----- TASK MATERIAL -----
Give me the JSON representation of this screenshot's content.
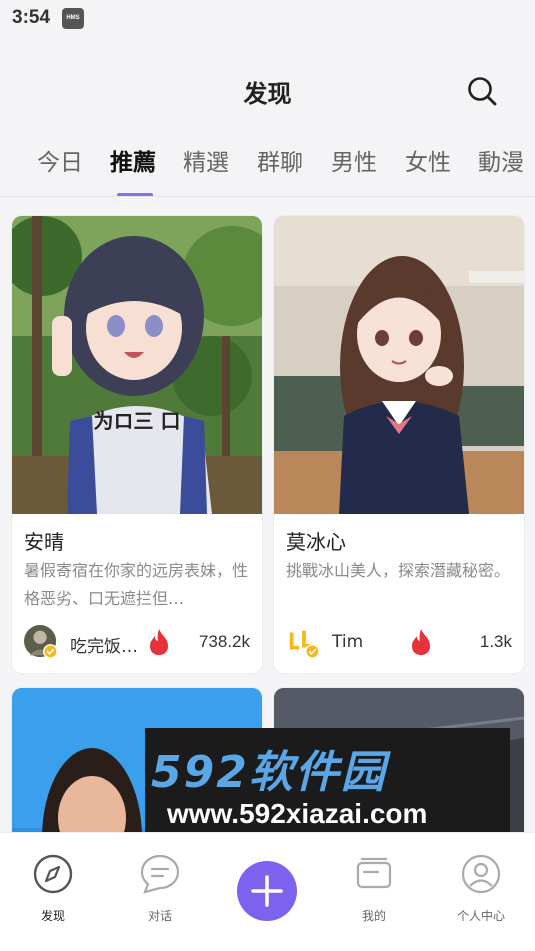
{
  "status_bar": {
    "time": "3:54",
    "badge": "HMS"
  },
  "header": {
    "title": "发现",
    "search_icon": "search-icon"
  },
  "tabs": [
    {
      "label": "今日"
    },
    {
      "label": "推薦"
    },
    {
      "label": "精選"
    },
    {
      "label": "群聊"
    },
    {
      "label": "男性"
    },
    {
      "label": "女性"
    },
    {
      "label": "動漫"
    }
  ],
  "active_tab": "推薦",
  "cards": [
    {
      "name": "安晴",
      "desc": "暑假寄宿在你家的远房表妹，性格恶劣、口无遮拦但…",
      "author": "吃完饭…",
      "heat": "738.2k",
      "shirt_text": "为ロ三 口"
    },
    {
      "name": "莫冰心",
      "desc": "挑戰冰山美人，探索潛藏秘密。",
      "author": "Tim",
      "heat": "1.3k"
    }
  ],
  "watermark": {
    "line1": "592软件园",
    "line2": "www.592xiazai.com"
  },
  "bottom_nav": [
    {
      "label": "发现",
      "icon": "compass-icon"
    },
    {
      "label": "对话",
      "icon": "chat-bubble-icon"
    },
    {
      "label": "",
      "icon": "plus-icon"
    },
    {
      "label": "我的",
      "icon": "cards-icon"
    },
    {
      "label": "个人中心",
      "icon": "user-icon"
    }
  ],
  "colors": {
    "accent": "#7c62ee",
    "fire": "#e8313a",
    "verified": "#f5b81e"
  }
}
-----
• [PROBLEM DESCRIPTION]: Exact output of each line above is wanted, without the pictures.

• [SOLVED EXERCISE]:
Give me the JSON representation of this screenshot's content.
{
  "status_bar": {
    "time": "3:54",
    "badge": "HMS"
  },
  "header": {
    "title": "发现",
    "search_icon": "search-icon"
  },
  "tabs": [
    {
      "label": "今日"
    },
    {
      "label": "推薦"
    },
    {
      "label": "精選"
    },
    {
      "label": "群聊"
    },
    {
      "label": "男性"
    },
    {
      "label": "女性"
    },
    {
      "label": "動漫"
    }
  ],
  "active_tab": "推薦",
  "cards": [
    {
      "name": "安晴",
      "desc": "暑假寄宿在你家的远房表妹，性格恶劣、口无遮拦但…",
      "author": "吃完饭…",
      "heat": "738.2k",
      "shirt_text": "为ロ三 口"
    },
    {
      "name": "莫冰心",
      "desc": "挑戰冰山美人，探索潛藏秘密。",
      "author": "Tim",
      "heat": "1.3k"
    }
  ],
  "watermark": {
    "line1": "592软件园",
    "line2": "www.592xiazai.com"
  },
  "bottom_nav": [
    {
      "label": "发现",
      "icon": "compass-icon"
    },
    {
      "label": "对话",
      "icon": "chat-bubble-icon"
    },
    {
      "label": "",
      "icon": "plus-icon"
    },
    {
      "label": "我的",
      "icon": "cards-icon"
    },
    {
      "label": "个人中心",
      "icon": "user-icon"
    }
  ],
  "colors": {
    "accent": "#7c62ee",
    "fire": "#e8313a",
    "verified": "#f5b81e"
  }
}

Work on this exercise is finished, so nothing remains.